The Infant is distinctly European in origin, as seen in features, complexion, and in the possible use of silver-plated tin. The Indian influence is visible in the image’s base, a silver-clad wooden globe resting on a six-sided stand with gored, flattened feet. It is here, perhaps given the stance and mien of the Infant Jesus, that the Indian silversmith chose to interpret his work in the light of a popular story from Hindu mythology, of the god Krishna as a child. Krishna subdues the serpent Kaliya by assuming the weight of the world and beating him down with his feet, banishing Kaliya to the nether world to save his people. Intricate silverwork is visible in the overlapping scales of the naga or sacred serpent, a semi-divine being popular in Indian art, here a water deity, as water-leaf and scallop motifs reveal. The naga has a semi-human face, with nose, red-stone eyes, open mouth, its head topped with tiny horns. The nagas around the base-support have arms that coil around their bodies.
While it is usual to show the Infant Jesus unclothed, here he wears a splendid gold-embroidered velvet gown. The thread-work is of the Mughal Zardozi variety, with its Tree of Life, vegetal and floral motifs, perhaps Deccani in influence or origin.
The cost and date (1748) of the base are mentioned in Nuno Vassalo e Silva’s “The Art of Silver in the Jesuit Houses of Goa”.
Silva, Nuno Vassalo e, “A Arte da Prata nas Casas Jesuítas de Goa (The Art of Silver in the Jesuit Houses of Goa),” A Companhia de Jesus e a Missionação no Oriente (Actas do Colóquio/Records of Colloquium), Lisbon, Fundaçao Oriente, Brotéria, 1997.

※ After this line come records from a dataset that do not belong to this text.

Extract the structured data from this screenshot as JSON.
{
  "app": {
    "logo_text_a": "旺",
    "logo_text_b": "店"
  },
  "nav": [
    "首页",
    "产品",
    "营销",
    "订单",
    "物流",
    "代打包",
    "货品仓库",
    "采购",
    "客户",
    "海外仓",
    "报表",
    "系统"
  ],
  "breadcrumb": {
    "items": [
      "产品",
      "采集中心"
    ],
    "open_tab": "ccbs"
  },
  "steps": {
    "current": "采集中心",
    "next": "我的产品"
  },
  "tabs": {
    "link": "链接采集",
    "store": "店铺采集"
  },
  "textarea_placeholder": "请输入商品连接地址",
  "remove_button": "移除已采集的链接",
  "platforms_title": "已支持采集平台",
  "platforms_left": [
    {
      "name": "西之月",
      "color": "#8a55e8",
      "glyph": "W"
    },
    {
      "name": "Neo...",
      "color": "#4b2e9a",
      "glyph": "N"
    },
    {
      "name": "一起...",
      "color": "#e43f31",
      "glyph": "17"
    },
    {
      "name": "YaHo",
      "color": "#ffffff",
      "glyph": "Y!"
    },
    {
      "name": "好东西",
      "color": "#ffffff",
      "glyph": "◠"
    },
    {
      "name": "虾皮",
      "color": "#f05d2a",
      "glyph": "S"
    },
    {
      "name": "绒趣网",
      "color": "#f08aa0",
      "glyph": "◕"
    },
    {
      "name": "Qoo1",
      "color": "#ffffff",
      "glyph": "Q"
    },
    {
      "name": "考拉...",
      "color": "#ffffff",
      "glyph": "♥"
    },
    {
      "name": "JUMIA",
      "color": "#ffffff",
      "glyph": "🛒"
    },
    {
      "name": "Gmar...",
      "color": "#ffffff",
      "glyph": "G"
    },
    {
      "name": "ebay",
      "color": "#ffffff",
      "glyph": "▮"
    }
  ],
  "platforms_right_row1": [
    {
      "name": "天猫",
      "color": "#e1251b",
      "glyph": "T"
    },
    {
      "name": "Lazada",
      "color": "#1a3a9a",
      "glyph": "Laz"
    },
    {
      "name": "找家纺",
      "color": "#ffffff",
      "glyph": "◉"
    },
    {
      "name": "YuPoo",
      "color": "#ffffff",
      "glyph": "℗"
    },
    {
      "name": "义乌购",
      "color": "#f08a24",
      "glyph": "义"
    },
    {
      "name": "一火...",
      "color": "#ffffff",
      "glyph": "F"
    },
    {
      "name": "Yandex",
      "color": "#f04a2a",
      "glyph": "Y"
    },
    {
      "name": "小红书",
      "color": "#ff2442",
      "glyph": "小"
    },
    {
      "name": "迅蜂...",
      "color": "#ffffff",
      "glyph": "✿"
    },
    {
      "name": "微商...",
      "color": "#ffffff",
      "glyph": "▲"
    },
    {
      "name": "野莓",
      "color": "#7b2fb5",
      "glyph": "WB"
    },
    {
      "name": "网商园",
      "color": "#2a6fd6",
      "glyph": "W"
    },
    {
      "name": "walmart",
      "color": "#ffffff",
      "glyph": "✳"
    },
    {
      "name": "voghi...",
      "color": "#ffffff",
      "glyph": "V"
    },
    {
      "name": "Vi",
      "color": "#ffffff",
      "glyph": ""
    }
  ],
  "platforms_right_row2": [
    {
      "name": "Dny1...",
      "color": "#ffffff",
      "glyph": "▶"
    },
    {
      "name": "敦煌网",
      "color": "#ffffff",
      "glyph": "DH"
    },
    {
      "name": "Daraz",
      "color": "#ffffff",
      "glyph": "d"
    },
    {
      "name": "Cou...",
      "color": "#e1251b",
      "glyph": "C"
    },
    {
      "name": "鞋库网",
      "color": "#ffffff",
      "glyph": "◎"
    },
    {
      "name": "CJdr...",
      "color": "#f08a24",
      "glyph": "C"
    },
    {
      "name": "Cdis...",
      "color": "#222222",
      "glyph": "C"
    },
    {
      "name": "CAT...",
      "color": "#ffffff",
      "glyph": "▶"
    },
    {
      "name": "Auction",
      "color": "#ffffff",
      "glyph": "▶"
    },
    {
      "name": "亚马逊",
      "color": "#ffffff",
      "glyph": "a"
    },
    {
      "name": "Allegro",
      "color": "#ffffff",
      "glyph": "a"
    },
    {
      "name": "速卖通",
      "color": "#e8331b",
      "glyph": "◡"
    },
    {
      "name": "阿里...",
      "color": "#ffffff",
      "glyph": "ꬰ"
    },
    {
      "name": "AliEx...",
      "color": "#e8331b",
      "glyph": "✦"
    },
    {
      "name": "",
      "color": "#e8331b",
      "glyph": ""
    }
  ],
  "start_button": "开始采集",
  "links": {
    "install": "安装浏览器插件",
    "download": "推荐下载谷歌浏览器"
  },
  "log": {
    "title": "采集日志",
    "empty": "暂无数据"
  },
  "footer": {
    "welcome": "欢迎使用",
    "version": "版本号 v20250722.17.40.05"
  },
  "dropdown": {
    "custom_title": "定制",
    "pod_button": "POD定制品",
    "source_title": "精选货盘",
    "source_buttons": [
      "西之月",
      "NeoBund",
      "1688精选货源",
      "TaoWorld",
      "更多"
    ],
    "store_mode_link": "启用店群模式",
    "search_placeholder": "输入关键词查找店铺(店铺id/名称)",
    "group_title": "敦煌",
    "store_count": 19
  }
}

Museum of Christian Art, Convent of Santa Monica, Goa, India, Calouste Gulbenkian Foundation, Lisbon, 2011.